“You can’t only look at it through what’s happening in the developed world, and you have to believe that there will be local models and opportunities that haven’t emerged yet,” he said. “It could be twice as big as what you have seen in the developed markets, whether it’s in pure fintech or fintech in other areas such as insurance and other industries.”

The Internet of Things goes to the city

We’re seeing a huge acceleration of smart city-related technologies in cities across Southeast Asia, especially in Singapore and Jakarta whose governments have been actively exploring how technology can transform the citizen’s experience.

Anand did say that there will be lots of teething problems in the near future, so adoption of such tech will likely be slow. The Internet of Things (IoT) concept and connected devices are still crucial to many people, though we’ll likely not see mass adoption any time soon.

“I still think there are lots of problems to be solved before we get there whether it’s regards to computer vision, data, security etc.,” he said. “It’s a lot of work that still needs to happen and it rightfully has to go through the proper cycles and testing and validation before it becomes public.”

He predicted that consumer IoT is seeing the passing of its comet and “some level of disillusionment” is entering the market. There is, however, some potential for smart city and smart manufacturing companies, industries that have typically grown slowly but steadily.

A key factor here is the overall demand for automation in all industries — everyone is getting in on the action, especially in companies and cities in Asia that are adopting technology for the very first time. This means that many parties are able to immediate leapfrog over “legacy systems” that Western countries are phasing out, and jump immediate into more connected systems.

Southeast Asia Rising

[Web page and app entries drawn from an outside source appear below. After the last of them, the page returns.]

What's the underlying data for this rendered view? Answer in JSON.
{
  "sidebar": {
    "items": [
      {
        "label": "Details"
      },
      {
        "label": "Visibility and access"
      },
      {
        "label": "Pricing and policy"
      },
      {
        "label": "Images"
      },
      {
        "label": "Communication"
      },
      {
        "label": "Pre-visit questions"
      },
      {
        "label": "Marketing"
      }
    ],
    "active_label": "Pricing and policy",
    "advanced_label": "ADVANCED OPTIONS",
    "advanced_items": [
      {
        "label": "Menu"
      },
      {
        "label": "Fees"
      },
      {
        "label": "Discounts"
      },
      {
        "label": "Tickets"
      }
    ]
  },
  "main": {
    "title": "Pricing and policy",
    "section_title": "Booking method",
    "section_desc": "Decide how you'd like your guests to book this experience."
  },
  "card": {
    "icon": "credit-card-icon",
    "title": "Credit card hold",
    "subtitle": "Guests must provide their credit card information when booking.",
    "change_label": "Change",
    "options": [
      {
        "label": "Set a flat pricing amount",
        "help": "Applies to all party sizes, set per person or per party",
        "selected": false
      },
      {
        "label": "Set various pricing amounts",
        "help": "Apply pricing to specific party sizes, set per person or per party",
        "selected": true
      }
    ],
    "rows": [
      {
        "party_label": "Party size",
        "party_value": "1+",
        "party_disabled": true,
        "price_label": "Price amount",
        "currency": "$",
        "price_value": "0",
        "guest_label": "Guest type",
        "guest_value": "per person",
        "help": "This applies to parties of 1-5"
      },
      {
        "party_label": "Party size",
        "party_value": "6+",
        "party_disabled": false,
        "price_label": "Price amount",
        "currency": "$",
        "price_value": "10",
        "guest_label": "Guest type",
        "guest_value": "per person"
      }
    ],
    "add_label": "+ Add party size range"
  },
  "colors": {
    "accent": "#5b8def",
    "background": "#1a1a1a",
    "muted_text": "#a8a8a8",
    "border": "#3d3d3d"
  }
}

Southeast Asia is a diverse region, made up of 11 different countries, and dozens of different languages, cultures and socio-economic societies. It’s not surprising then that the experience of success in the tech space is going differ wildly, with developed Singapore on one end of the spectrum and more under-developed nations like Myanmar on the other end.

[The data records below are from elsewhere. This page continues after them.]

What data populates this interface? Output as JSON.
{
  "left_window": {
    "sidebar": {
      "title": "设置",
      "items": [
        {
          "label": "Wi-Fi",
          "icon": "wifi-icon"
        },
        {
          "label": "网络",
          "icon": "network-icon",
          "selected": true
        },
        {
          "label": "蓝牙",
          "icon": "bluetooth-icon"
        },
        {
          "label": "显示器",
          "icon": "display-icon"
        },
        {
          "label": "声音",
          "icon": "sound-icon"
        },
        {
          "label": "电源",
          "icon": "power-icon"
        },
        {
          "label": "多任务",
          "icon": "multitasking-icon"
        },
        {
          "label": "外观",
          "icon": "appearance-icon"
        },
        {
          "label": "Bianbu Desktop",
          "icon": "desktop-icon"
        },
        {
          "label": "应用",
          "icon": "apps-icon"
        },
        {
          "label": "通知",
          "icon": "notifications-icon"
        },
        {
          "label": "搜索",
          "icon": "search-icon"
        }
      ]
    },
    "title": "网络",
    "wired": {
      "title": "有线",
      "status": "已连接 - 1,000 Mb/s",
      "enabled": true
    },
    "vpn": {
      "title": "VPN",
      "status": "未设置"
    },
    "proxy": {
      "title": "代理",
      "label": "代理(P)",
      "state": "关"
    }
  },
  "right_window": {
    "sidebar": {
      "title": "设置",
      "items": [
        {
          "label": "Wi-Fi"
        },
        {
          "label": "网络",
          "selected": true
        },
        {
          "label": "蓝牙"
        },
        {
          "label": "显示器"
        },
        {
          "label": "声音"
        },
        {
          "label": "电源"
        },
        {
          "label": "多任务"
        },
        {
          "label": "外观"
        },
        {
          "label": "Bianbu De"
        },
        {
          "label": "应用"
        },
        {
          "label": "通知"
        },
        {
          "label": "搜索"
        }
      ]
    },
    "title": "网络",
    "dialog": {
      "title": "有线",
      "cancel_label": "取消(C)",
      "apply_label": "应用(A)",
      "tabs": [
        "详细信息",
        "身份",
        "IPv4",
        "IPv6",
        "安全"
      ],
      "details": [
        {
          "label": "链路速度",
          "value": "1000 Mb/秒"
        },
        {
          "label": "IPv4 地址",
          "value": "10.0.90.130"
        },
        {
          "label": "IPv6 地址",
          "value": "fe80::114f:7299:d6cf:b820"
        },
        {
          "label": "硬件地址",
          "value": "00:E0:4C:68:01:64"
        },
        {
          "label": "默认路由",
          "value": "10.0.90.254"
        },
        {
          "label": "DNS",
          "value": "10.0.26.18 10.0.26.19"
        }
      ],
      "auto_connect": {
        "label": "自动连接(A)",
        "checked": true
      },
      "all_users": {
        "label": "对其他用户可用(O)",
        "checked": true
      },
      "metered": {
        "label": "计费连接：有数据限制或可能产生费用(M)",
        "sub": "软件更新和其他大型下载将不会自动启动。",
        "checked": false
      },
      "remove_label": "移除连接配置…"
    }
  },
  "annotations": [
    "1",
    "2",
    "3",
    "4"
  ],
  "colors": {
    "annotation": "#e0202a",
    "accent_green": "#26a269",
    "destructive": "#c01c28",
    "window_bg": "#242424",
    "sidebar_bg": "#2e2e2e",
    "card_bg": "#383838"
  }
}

That’s not to say there’s no potential in the less technologically-forward countries. Steady steps are being taken by tech-preneurs in all countries and the region is slowly emerging as a force to be reckoned with.

“Each of these countries, if not all of them, are at different maturities,” said Anand. “It’s not difficult to imagine the fact that there is a lot of entrepreneurial talent and DNA in these markets, I think it’s the environment.”

“If you look back in 2008 Singapore was just where the Philippines, and shortly these other countries will catch up. Nobody owns entrepreneurship.”

According to Anand, a good environment for entrepreneurship to thrive is one that offers access to talent, markets and capital. Southeast Asia is lucky in the sense that it’s seen huge influx of capital, interest and money from mainland China, which is turning its considerable powers into growing the region’s tech potential.

The presence of China will be key to the success of Southeast Asia as the southern markets will have the opportunity to gain access to the billion-strong consumer population of the People’s Republic. Anand pointed to the many similarities between the consumers of both populations across many industries, suggesting that Southeast Asian companies might have an insight into China that other firms do not.

“If you look at the growth of China’s tech ecosystem, it did not happen on its own,” he said. “When a lot of the US tech community began paying more interest in China, and spent more resources in the country, that’s when the market there became what is today.”

The gleaming stars in the region are Jakarta and Singapore, according to Anand, as both cities have supplied some of the biggest volumes of entrepreneurs to date.

“Jakarta has picked up in the last two years or so and Singapore remains very strong in terms of quality and diversity of ideas,” he said.

“The good thing about SEA unlike many other markets is that we have [these] two hubs building out, which are creating good quality companies, developing good talent ecosystems and it should keep the region exciting for a long time.”